staked tomato

From seed to harvest, tomatoes are included in my top ten favorite plants to grow. The seeds are easy to handle, and seedlings grow quickly with a high germination rate. All they ask of you is warm, fertile soil, the right amount of water, plenty of sun, and some sort of support structure to hold them relatively upright. There are so many different techniques for staking tomatoes; I have good success with the following method.

tomato seedlings

Materials needed:

  • 5 sturdy stakes per tomato, at least 5 feet tall

  • Stretchy garden tie

  • a ball of twine

tomato stakes and twine
  1. When your tomato plant is around 1 ft or more tall, preferably before it starts to fall over, tie it to a stake. Use any type of stretchy garden tie. Strips of old pantyhose work great as flexible garden ties.

  2. To make your tomato plant less susceptible to soil borne diseases and pests, prune off any leaves or whole branches that are touching the ground. Use sharp, clean garden shears.

  3. Make a 2-foot square around your tomato plant with the remaining 4 stakes.

  4. Wrap twine around the square, bottom to top, leaving space enough to reach in and harvest the tomatoes in the center of the square. As branches grow, you can tuck them inside the twine, but be sure to leave the growing tip facing out.

If you are growing multiple tomato plants in a row, you can alter this method to create rectangles of stakes and twine around two or more plants.

If you are growing lower-growing tomatoes like sauce tomatoes, you may use much shorter stakes.

Tomato-growing tips, advice, and surefire techniques are plentiful and can be quite unusual, including the use of fish heads in your planting hole, red plastic mulch, and strips of old pantyhose for garden ties.

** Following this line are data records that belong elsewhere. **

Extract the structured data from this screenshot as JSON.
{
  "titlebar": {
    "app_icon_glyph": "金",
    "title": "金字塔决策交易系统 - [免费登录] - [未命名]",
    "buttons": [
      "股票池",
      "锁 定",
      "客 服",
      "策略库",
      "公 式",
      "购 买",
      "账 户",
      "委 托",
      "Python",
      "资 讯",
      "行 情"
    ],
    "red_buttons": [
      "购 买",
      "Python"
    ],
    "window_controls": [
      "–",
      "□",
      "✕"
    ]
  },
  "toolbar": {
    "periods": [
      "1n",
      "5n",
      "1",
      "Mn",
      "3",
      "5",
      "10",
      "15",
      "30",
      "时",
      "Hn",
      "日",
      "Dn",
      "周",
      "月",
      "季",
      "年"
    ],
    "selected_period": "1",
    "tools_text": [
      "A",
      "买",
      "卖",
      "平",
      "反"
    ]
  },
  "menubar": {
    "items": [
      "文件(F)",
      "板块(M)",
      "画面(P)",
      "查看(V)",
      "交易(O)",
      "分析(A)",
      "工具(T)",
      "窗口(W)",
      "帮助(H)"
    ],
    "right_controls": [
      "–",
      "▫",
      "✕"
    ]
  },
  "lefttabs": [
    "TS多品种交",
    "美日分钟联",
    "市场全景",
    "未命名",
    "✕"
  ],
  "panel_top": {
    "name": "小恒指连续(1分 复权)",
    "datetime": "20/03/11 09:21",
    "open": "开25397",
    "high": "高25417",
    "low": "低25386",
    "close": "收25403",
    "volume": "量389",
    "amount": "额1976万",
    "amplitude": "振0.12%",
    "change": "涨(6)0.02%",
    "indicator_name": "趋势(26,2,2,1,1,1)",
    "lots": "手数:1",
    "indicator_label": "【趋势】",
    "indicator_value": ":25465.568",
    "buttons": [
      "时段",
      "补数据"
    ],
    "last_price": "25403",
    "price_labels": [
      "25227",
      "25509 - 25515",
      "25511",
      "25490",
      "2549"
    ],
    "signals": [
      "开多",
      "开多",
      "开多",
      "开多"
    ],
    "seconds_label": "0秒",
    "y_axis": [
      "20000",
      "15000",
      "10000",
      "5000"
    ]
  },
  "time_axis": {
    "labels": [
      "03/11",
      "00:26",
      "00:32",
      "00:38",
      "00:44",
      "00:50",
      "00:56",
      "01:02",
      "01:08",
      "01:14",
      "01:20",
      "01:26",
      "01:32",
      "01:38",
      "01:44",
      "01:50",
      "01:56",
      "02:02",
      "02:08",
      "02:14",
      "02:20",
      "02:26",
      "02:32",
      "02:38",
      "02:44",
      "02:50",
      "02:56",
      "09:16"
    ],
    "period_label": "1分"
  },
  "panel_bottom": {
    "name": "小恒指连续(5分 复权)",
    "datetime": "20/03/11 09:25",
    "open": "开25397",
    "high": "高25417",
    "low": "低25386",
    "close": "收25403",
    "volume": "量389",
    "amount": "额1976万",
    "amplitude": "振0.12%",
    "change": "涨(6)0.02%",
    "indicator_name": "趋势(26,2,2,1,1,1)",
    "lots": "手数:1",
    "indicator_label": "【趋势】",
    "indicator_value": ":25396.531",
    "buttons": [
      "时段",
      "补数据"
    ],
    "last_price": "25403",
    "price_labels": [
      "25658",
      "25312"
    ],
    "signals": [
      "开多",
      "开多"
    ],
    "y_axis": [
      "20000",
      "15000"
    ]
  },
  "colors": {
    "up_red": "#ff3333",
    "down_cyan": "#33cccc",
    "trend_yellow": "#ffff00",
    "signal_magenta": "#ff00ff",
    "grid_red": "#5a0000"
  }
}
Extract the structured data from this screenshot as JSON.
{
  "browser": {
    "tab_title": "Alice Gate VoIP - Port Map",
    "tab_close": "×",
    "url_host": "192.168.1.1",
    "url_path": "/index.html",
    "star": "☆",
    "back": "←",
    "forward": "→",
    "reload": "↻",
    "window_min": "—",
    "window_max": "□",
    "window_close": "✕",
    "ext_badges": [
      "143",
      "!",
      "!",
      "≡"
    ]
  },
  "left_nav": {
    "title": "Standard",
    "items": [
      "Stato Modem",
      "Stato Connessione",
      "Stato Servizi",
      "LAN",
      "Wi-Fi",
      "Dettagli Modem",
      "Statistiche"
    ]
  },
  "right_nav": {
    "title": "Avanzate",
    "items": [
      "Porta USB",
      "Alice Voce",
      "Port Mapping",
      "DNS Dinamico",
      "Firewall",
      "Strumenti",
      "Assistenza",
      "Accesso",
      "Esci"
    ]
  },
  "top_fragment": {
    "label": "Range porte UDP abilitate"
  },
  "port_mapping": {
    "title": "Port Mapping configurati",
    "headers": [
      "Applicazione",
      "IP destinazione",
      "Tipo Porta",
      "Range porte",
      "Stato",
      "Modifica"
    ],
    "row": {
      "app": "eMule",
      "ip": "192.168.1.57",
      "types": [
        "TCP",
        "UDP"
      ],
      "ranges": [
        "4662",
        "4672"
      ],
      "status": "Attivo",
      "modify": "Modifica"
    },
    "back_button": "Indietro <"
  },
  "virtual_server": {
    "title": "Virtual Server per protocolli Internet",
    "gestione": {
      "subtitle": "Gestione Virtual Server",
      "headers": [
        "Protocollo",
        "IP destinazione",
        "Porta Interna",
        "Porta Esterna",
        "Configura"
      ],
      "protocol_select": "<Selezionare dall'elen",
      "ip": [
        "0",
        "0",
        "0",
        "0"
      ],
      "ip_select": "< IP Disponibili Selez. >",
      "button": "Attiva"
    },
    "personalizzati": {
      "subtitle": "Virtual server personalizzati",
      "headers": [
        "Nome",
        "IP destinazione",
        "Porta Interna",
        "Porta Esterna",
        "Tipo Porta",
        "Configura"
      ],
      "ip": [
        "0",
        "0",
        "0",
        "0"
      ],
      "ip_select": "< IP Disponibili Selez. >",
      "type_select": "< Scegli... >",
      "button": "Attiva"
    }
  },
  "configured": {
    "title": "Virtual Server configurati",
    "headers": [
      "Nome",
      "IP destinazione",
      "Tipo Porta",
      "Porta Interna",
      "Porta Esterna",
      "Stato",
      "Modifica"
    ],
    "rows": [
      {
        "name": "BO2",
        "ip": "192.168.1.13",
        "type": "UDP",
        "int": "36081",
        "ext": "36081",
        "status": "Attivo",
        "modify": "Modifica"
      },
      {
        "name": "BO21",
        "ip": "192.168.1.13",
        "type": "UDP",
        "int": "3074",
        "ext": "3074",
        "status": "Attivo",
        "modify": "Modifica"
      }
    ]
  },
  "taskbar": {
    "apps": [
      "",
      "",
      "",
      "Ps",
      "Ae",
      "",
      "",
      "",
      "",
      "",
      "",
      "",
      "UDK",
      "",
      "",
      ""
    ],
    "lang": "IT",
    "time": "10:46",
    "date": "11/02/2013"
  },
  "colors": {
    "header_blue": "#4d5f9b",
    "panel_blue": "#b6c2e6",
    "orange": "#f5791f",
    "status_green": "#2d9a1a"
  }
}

If your family has been growing tomatoes for generations like mine, I am sure you have your own tomato-growing tricks that have been handed down through the years.